Baquet says that quite the contrary, he put a team of reporters on the tip, and although it turned out to be true a decade later, they could never confirm the facts for a publishable story at the time. “In this case, Greenwald is shooting from the hip,” Baquet says, “and he doesn’t know what the hell he is talking about.”

In addition, Baquet is anguishing over having to send a new generation of war correspondents into harm’s way as President Obama plans military actions in Iraq and Syria. “My biggest concern is how to cover the world right now when it’s really dangerous,” he says, adding that as veteran correspondents rotate home from war zones in Iraq and Afghanistan, he’s going to need younger, equally brave but prudent reporters to take their place. “How the hell are we going to cover what is a new, heightened U.S. intervention in a region in which the enemies of the U.S. have proven that they do really bad things to journalists? That’s the thing that keeps me most awake at night.”

It fell to Baquet last month to notify the mother and husband of Times foreign correspondent Alissa J. Rubin, a close friend, when she went down in a helicopter crash in Kurdistan, breaking bones and fracturing her skull.
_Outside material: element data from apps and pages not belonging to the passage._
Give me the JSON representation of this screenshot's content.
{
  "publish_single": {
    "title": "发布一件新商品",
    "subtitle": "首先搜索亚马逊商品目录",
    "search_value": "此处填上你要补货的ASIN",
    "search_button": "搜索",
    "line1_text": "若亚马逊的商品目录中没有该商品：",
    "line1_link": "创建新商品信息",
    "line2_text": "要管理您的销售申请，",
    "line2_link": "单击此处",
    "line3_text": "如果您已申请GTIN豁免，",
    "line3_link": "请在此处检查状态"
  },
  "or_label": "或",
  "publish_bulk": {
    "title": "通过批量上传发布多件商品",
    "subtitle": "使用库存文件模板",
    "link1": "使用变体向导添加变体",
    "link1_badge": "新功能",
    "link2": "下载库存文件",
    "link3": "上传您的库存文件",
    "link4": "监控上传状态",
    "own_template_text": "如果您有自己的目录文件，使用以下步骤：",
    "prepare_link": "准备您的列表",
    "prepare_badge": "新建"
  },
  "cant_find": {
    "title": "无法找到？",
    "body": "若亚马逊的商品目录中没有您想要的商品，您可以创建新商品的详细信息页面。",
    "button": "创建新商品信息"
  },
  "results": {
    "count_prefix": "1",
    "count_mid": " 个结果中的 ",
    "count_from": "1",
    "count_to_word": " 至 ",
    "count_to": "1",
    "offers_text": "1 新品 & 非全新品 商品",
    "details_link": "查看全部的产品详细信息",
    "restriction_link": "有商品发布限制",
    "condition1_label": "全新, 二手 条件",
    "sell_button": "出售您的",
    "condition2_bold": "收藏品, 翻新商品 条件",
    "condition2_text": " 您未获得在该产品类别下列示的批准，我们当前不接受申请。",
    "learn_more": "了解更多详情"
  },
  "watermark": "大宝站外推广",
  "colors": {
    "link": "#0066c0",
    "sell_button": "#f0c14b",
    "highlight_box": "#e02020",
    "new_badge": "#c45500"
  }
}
Baquet—who didn’t know the seriousness of Rubin’s condition when he made the distressing phone calls—says she’s now in New York recovering from the ordeal.

Meawhile, on Baquet’s watch, the paper has continued to publish remarkable journalism. Baquet, who earned his reporter’s stripes on the New Orleans Times-Picayune and shared a Pulitzer Prize at the Chicago Tribune for an investigation into corruption on the city council, is especially proud of such recent scoops as an influential account of how Middle Eastern terrorist organizations have reaped at least $165 million in ransom cash by kidnaping European hostages, and a blockbuster investigative piece on aides of New York Gov. Andrew Cuomo’s brazen manipulation of his much-ballyhooed anti-corruption commission in Albany, making sure it didn’t probe the governor’s office. “I was deeply involved in that,” he says.

Still, for all its excellence, even Baquet is hard-pressed to name a recent Times story that has equaled the explosive impact on the popular culture of the gossip website TMZ’s release of the Ray Rice elevator video. For the past week, the images of the Baltimore Ravens running back cold-cocking his now-wife, Janay Palmer, have dominated a spirited national debate from kitchen tables to the White House about the National Football League and spousal abuse.

“You’re not going to hear any dis of TMZ’s Ray Rice video from me,” Baquet says. “I’d like to know how they got it.” Baquet notes, however, that a great deal of public conversation was also sparked by Times reporter Walt Bogdanich’s stunning investigation last April of how local law enforcement authorities dropped the ball on a rape allegation against Florida State University Heisman Trophy winner Jameis Winston. “But I ain’t knocking the fact that TMZ had a great scoop,” Baquet says. “I wish I had it.”